Sacrificing for Sustainable Living

This blog is not from a research report. It’s my sharing of an eye-opening experience I just had.  We regularly give a couple tours of home and site a week for people who want to experience total sustainable living.  Some are individuals, some couples, some organized groups, such as a garden club or the Sierra Club, and some are high school or university classes.  We recently had a husband-wife tour experience with a startling conclusion …

As I completed showing our home and site to the couple, and were standing in the atrium, near the front door, I asked if they had any final questions or comments. The wife said …


“You have stainless steel appliances!”


(Of course, I thought, “Why would we not have nice appliances?”)  Then the husband said that our home was not at all like what he’s seen on TV … and was expecting to see when he came for the tour.  I asked about what he’d been seeing on TV.


“They show these minimal houses

or some off-grid homes in the woods,

and talk about all the energy savings.


“But when they finish, I ask myself if I’d

ever want to live in one of those houses.


“There’s no way I’d ever want to do that!”


What blew me away was the mindset that both husband and wife carried with them as a result of watching those TV shows … which purport to be supporting sustainable living and off-grid living.  That’s a mindset that – for me, as well – would kill any desire I’d have to “live sustainably” unless I was so desperate that I had no other choice.

That mindset kills sustainability.

On the front page of our Garden Atrium web site,, is a video you may have already seen.  It includes many views of our Garden Atrium homes and site, and interview comments from both a Millennial recent university graduate (and prospective future homebuyer,) and a resident with an established professional practice who’s lived here for ten years.

While most homes resell every nine to eleven years, in the 19 years since the first Garden Atrium home was completed, none have re-sold.  Paraphrasing the words of some of the homeowners …


“Where else could we live in a home like this?”


And their reasons had nothing to do with saving money on their utility bills. I once asked one of the new homeowners if he liked his utility bill savings.  He said he actually didn’t think about it.  Paraphrasing …


“When I hit the button on my microwave, I don’t

wonder about where the energy is coming from. I

am only aware of it at the end of the month, when I

pay bills – and remember how much I used to pay.”


What I’ve increasingly come to call “sustainable living” has two domains. The first, of course, is to live in complete harmony with Earth.  And we have the technology to not only do that, but to do it for a lot less cost.

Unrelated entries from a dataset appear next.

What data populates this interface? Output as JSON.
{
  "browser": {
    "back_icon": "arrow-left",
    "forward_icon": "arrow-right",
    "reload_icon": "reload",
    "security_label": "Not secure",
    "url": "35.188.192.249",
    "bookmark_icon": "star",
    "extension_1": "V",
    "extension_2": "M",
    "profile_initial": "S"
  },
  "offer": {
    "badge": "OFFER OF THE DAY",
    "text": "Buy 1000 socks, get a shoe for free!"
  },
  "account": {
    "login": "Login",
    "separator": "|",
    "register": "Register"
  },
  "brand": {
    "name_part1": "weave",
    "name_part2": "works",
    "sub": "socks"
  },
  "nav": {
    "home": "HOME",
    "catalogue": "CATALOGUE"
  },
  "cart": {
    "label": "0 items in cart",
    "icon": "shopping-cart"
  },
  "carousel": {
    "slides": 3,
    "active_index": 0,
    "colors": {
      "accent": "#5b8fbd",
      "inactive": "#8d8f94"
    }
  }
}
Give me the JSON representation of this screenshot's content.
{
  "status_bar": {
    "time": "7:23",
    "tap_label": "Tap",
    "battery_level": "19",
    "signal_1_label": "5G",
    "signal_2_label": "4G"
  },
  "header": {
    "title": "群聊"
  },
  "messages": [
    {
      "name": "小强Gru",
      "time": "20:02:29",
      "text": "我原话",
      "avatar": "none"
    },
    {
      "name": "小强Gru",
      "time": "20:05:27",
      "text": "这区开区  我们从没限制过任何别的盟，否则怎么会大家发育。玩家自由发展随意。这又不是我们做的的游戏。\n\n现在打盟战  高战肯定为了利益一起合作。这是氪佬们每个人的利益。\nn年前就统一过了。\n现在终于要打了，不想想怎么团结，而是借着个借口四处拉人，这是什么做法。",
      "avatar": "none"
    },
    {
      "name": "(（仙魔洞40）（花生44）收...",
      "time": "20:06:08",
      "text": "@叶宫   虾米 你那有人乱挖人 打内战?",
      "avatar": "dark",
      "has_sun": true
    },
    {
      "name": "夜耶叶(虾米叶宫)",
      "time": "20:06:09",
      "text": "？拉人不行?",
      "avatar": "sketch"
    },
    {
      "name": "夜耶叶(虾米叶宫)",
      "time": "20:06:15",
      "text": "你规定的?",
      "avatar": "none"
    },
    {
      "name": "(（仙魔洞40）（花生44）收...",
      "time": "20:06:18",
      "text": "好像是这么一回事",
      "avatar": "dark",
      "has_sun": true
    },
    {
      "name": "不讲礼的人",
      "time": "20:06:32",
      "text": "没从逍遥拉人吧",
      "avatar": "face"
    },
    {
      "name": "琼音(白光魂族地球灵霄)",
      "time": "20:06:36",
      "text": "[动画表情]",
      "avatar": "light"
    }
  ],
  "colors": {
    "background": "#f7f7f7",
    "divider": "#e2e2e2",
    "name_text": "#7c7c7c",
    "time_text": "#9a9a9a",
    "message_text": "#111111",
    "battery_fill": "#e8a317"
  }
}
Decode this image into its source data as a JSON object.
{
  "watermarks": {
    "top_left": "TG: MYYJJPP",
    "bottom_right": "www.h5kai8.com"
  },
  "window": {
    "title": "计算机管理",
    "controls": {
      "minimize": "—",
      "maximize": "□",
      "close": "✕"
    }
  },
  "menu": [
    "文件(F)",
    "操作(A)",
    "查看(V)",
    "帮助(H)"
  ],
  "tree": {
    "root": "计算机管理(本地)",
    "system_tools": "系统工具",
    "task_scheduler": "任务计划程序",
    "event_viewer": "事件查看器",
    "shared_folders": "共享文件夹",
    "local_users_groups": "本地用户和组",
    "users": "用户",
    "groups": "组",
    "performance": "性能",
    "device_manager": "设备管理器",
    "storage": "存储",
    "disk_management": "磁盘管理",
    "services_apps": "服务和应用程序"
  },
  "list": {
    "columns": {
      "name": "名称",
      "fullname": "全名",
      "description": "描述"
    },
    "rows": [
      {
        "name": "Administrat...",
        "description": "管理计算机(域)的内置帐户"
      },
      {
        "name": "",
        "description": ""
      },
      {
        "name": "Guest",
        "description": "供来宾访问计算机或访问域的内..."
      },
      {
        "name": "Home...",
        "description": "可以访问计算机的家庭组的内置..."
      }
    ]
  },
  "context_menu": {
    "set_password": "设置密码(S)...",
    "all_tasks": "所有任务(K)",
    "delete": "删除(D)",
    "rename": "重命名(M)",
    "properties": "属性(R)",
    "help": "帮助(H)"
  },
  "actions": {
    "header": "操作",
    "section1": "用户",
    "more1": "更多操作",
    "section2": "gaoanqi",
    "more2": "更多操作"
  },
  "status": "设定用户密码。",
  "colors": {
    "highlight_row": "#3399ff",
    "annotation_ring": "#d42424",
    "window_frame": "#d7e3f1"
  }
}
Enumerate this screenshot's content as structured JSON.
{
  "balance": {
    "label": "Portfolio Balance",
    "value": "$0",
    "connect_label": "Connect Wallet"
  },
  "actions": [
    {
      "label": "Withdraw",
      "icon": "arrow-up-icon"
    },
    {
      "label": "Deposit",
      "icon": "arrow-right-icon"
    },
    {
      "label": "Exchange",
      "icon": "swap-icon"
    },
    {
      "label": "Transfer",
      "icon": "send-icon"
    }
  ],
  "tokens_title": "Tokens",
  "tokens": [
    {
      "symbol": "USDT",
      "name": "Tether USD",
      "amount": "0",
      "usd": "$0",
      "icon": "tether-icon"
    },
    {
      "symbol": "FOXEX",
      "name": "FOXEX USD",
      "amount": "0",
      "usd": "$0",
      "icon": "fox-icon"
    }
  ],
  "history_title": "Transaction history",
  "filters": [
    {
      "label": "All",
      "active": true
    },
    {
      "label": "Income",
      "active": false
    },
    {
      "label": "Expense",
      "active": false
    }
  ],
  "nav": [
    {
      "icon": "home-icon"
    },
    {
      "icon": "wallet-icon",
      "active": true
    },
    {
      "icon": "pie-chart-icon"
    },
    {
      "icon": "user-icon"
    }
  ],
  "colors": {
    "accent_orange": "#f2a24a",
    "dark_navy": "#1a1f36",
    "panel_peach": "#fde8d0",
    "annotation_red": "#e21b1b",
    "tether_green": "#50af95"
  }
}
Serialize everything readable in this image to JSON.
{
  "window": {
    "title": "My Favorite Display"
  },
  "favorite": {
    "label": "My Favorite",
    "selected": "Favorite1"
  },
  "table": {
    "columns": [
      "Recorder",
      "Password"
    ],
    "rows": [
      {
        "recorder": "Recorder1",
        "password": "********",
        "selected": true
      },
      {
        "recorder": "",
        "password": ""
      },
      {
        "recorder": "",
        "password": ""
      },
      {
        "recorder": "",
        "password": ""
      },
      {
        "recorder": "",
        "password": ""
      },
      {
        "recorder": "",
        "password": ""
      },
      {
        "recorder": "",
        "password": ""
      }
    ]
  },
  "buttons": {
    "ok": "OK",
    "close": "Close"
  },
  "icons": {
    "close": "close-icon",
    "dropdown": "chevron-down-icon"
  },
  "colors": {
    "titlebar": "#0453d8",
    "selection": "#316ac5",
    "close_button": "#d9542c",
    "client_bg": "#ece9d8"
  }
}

The second domain, virtually never addressed by environmentalists, is to live in ways that maximize our quality-of-life experience.  And that’s where considerations such as enjoying greater beauty, allergy-free health, living “in-community,” and pursuing important life goals are most relevant.  The #1 reason people gave for buying a Garden Atrium home was aesthetics, not solar power.

Here’s a link to a 4-minute video you might really enjoy, “To Buy or What to Buy; That is the Question.”



It was done recently as a university student’s class project, as a way of contrasting our home-buying life style options. When you’ve finished seeing it, ask yourself …


Which option would you select?


What should you need to sacrifice if you opt for “sustainable living”?


Absolutely nothing!

Comments are closed.